Originally published in Uber Chronicles: One Driver, 35 Rides, Countless Stories.
I’m on the highway heading home now. A ride request comes in. I take it.
I’m headed to a Walmart to get my passenger. He calls right away. His voice is gentle, masculine and lovely. He asks me if his bike can fit in the back seat of my car. I tell him, No, it can’t. Pause. Pause. Pause. But it can fit perfectly on… my… bike rack!
He’s easy to spot outside of Walmart. He is standing next to a brand new bike. I start the ride then get out and help him secure his bike on my bike rack.
He’s Black, mid to late 20s; he has a slight build and he’s not very tall. But, my oh, my, does he have luscious big eyes and his voice is rich with character. His bike now secured on the rack, he says it was fate that I had a bike rack. I agree.
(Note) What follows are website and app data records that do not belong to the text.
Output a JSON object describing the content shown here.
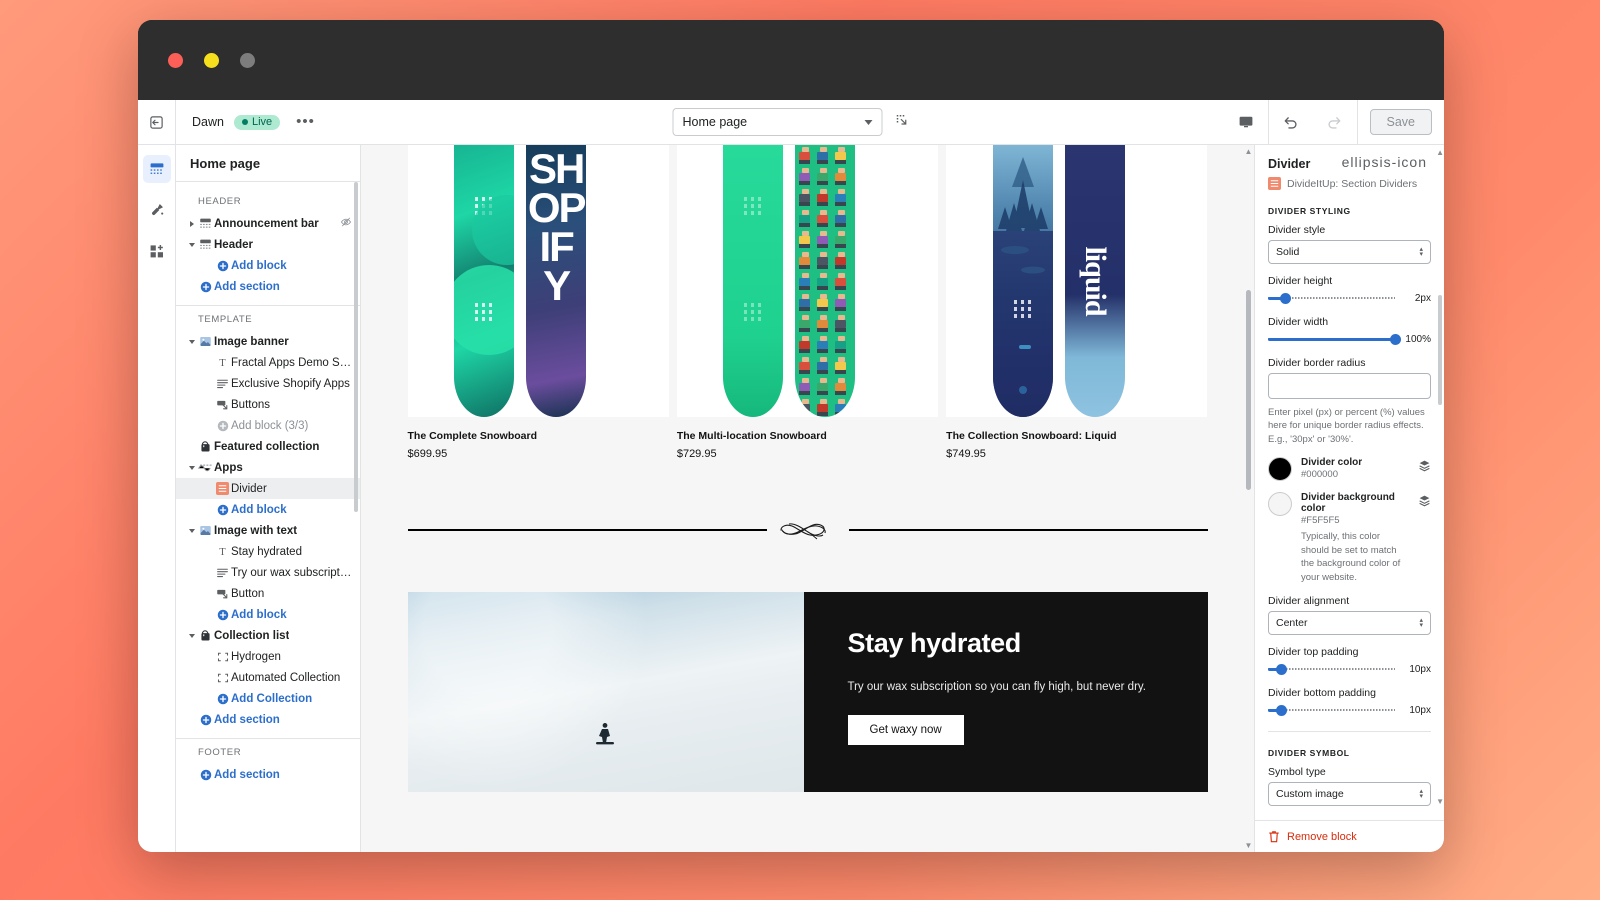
{
  "window": {
    "controls": [
      "close",
      "minimize",
      "maximize"
    ]
  },
  "topbar": {
    "back_icon": "exit-icon",
    "theme_name": "Dawn",
    "status_badge": "Live",
    "more_label": "•••",
    "page_selector": {
      "value": "Home page",
      "icon": "chevron-down-icon"
    },
    "resize_icon": "resize-handle-icon",
    "preview_icon": "desktop-icon",
    "undo_icon": "undo-icon",
    "redo_icon": "redo-icon",
    "save_label": "Save",
    "save_enabled": false
  },
  "rail": {
    "items": [
      {
        "name": "sections-icon",
        "label": "Sections",
        "active": true
      },
      {
        "name": "theme-settings-icon",
        "label": "Theme settings",
        "active": false
      },
      {
        "name": "app-embeds-icon",
        "label": "App embeds",
        "active": false
      }
    ]
  },
  "sidebar": {
    "title": "Home page",
    "groups": [
      {
        "label": "HEADER",
        "rows": [
          {
            "label": "Announcement bar",
            "icon": "section-icon",
            "twisty": "right",
            "indent": 0,
            "bold": true,
            "trailing_icon": "eye-off-icon"
          },
          {
            "label": "Header",
            "icon": "section-icon",
            "twisty": "down",
            "indent": 0,
            "bold": true
          },
          {
            "label": "Add block",
            "icon": "plus-circle-icon",
            "indent": 2,
            "style": "link"
          },
          {
            "label": "Add section",
            "icon": "plus-circle-icon",
            "indent": 1,
            "style": "link"
          }
        ]
      },
      {
        "label": "TEMPLATE",
        "rows": [
          {
            "label": "Image banner",
            "icon": "image-icon",
            "twisty": "down",
            "indent": 0,
            "bold": true
          },
          {
            "label": "Fractal Apps Demo Store",
            "icon": "text-icon",
            "indent": 2
          },
          {
            "label": "Exclusive Shopify Apps",
            "icon": "paragraph-icon",
            "indent": 2
          },
          {
            "label": "Buttons",
            "icon": "button-icon",
            "indent": 2
          },
          {
            "label": "Add block (3/3)",
            "icon": "plus-circle-icon",
            "indent": 2,
            "style": "muted"
          },
          {
            "label": "Featured collection",
            "icon": "collection-icon",
            "indent": 1,
            "bold": true
          },
          {
            "label": "Apps",
            "icon": "apps-icon",
            "twisty": "down",
            "indent": 0,
            "bold": true
          },
          {
            "label": "Divider",
            "icon": "divider-app-icon",
            "indent": 2,
            "selected": true
          },
          {
            "label": "Add block",
            "icon": "plus-circle-icon",
            "indent": 2,
            "style": "link"
          },
          {
            "label": "Image with text",
            "icon": "image-icon",
            "twisty": "down",
            "indent": 0,
            "bold": true
          },
          {
            "label": "Stay hydrated",
            "icon": "text-icon",
            "indent": 2
          },
          {
            "label": "Try our wax subscription so …",
            "icon": "paragraph-icon",
            "indent": 2
          },
          {
            "label": "Button",
            "icon": "button-icon",
            "indent": 2
          },
          {
            "label": "Add block",
            "icon": "plus-circle-icon",
            "indent": 2,
            "style": "link"
          },
          {
            "label": "Collection list",
            "icon": "collection-icon",
            "twisty": "down",
            "indent": 0,
            "bold": true
          },
          {
            "label": "Hydrogen",
            "icon": "placeholder-icon",
            "indent": 2
          },
          {
            "label": "Automated Collection",
            "icon": "placeholder-icon",
            "indent": 2
          },
          {
            "label": "Add Collection",
            "icon": "plus-circle-icon",
            "indent": 2,
            "style": "link"
          },
          {
            "label": "Add section",
            "icon": "plus-circle-icon",
            "indent": 1,
            "style": "link"
          }
        ]
      },
      {
        "label": "FOOTER",
        "rows": [
          {
            "label": "Add section",
            "icon": "plus-circle-icon",
            "indent": 1,
            "style": "link"
          }
        ]
      }
    ]
  },
  "preview": {
    "products": [
      {
        "title": "The Complete Snowboard",
        "price": "$699.95"
      },
      {
        "title": "The Multi-location Snowboard",
        "price": "$729.95"
      },
      {
        "title": "The Collection Snowboard: Liquid",
        "price": "$749.95"
      }
    ],
    "divider": {
      "symbol": "flourish-ornament",
      "color": "#000000"
    },
    "image_with_text": {
      "heading": "Stay hydrated",
      "paragraph": "Try our wax subscription so you can fly high, but never dry.",
      "button": "Get waxy now"
    }
  },
  "inspector": {
    "title": "Divider",
    "app_name": "DivideItUp: Section Dividers",
    "app_icon": "divider-app-icon",
    "more_icon": "ellipsis-icon",
    "section_styling_label": "DIVIDER STYLING",
    "divider_style": {
      "label": "Divider style",
      "value": "Solid"
    },
    "divider_height": {
      "label": "Divider height",
      "value": "2px",
      "percent": 14
    },
    "divider_width": {
      "label": "Divider width",
      "value": "100%",
      "percent": 100
    },
    "border_radius": {
      "label": "Divider border radius",
      "value": "",
      "help": "Enter pixel (px) or percent (%) values here for unique border radius effects. E.g., '30px' or '30%'."
    },
    "divider_color": {
      "label": "Divider color",
      "hex": "#000000",
      "swatch": "#000000"
    },
    "divider_background_color": {
      "label": "Divider background color",
      "hex": "#F5F5F5",
      "swatch": "#F5F5F5",
      "help": "Typically, this color should be set to match the background color of your website."
    },
    "divider_alignment": {
      "label": "Divider alignment",
      "value": "Center"
    },
    "top_padding": {
      "label": "Divider top padding",
      "value": "10px",
      "percent": 11
    },
    "bottom_padding": {
      "label": "Divider bottom padding",
      "value": "10px",
      "percent": 11
    },
    "section_symbol_label": "DIVIDER SYMBOL",
    "symbol_type": {
      "label": "Symbol type",
      "value": "Custom image"
    },
    "remove_label": "Remove block",
    "remove_icon": "trash-icon",
    "accent_color": "#2c6ecb",
    "danger_color": "#d72c0d"
  }
}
He purchased the bike mostly to get from his apartment to a nearby Metro station for his trip to and from work each day. He’s a graphic designer and works for a company that makes Irish dancing outfits. He interned there first and now works there full time. He was a camp counselor before, which was something on his bucket list, he tells me.
Key experience: It was fate. How many Uber drivers drive around with bike racks on their cars? Getting my bike rack on and off my car is such a hassle; it’s a two-person job and quite challenging to do by myself. I don’t know how I’m going to Uber in the summer because I like having my bike rack on my car and at the ready. I know my car trunk should be free in the event I pick up a person or two headed to the airport with a lot of luggage (that hasn’t happened yet), or a mom with two kids and a dozen-plus bags from the grocery store (that has happened).
A side story regarding my bike
I purchased a new bike a few weeks ago, but will be returning it shortly and exchanging it.
The day I picked up my bike, the store owner was helping me 1) get my bike rack onto my car and 2) get my bike secured, when a strange—and I mean strange!—older woman came up to my car and stood there waiting for me. I looked at the bike shop owner and saw an odd look on his face; I told him I was ok and went to speak with her. He went back into the store.
This woman had frizzy gray hair dyed clown-red red. Not regular red, or auburn red, but clown red. She was wearing all black, head to toe, and had a cinched waist. She was probably in her 70s. Foreign, maybe Romanian or something. Kind of gypsy-like. She had a severe underbite and terribly damaged, rotten and uneven teeth.
I looked at her. Clearly she wanted to speak with me. She told me my bike was connected to the macabre; that its energy was dark; that I was going to be injured if I rode that bike. I told her, No, I’m not! She said she was a practitioner of the astrologica, of the occult, and that she was warning me of danger.
I thanked her then got in my car and tried to shake it. I don’t consider myself superstitious, but that just wasn’t a fun experience. The more I looked at it though, I had to recognize that I didn’t love the bike I’d purchased. I’d test-driven another bike months prior, a light silver-colored bike, kind of feminine and pretty, but when I went to purchase my bike, a different bike was on sale. That bike was all-black, and it was a savings of about $150. A better deal, right?
Even when I was purchasing the on-sale bike I wondered if car drivers would see me on an all-black bike and if I’d be able to find my bike among many parked bikes at a festival or large event. In other words, this woman—this very strange woman—gave words (maybe not the words I would have used) to address the energy I had around the bike: You’re a compromise, dear black bike. I’m not happy with you. I’ll never love you the way I could love another.
I told the bike store owner about the lady with the clown-red hair and her dark predictions for me and the black bike. He agreed that that was a pretty odd experience, and he was fine with me returning the cursed (to me) bike and upgrading to the pretty silver bike I liked more. He also said he had never seen that woman in the parking lot area, not before, nor since.
So while I’d hoped to purchase my new bike with a $600 new-driver bonus from Lyft, I didn’t earn the bonus because, well, simply enough, I didn’t accumulate the number of rides I needed to qualify for it. But I did purchase the bike I wanted, and it rides like a dream. It’s also, thankfully, easy for me to lift and move. I’m very happy with it. Light, silvery, smooth. I fly on it like angels’ wings. The dark bike with its cursed connection to me is back in the store, hopefully ready to make some other rider very happy that they found the perfect bike for them…and on sale, no less!